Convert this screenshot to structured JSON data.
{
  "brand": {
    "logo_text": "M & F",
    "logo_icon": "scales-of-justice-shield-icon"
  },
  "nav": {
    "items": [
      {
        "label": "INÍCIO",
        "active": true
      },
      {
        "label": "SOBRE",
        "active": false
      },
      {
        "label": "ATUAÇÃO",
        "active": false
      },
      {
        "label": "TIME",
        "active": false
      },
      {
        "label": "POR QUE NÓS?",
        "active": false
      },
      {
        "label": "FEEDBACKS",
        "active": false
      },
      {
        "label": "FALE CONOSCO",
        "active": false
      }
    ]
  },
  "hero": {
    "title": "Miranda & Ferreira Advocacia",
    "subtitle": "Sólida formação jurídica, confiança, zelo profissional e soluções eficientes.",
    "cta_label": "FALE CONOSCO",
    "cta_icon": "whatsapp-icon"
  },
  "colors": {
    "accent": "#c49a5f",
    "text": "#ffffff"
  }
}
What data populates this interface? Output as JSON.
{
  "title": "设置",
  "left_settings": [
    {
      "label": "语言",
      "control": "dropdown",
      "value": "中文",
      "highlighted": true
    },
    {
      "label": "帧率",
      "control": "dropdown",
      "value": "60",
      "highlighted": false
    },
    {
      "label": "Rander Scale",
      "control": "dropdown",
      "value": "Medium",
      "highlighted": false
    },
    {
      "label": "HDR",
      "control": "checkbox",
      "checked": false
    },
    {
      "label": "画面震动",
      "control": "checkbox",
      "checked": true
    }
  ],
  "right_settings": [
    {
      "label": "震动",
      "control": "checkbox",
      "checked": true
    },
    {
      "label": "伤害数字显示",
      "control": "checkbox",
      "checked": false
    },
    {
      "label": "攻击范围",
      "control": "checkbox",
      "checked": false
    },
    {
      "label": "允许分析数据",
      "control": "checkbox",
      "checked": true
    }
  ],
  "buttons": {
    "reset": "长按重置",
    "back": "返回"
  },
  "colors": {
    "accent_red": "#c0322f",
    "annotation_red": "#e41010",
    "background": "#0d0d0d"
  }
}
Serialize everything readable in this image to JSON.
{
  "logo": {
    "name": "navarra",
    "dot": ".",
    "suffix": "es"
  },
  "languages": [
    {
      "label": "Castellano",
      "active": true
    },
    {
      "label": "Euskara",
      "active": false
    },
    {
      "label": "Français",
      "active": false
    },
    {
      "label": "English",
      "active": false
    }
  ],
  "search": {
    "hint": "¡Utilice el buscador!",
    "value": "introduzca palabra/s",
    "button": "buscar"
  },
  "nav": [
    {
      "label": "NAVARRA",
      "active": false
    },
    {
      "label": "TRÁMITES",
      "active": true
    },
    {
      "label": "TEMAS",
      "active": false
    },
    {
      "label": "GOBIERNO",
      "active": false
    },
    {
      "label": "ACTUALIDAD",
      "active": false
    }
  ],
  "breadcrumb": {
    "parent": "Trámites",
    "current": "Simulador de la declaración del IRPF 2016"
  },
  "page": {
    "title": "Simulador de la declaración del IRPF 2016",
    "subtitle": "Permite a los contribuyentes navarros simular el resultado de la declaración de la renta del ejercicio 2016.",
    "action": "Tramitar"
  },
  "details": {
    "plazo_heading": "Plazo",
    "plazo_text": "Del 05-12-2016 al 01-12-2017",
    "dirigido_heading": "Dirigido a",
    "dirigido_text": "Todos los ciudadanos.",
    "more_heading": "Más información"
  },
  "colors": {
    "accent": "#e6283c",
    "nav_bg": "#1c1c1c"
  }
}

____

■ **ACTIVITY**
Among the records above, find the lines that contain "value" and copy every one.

■ **YOUR SOLUTION**
      "value": "中文",
      "value": "60",
      "value": "Medium",
    "value": "introduzca palabra/s",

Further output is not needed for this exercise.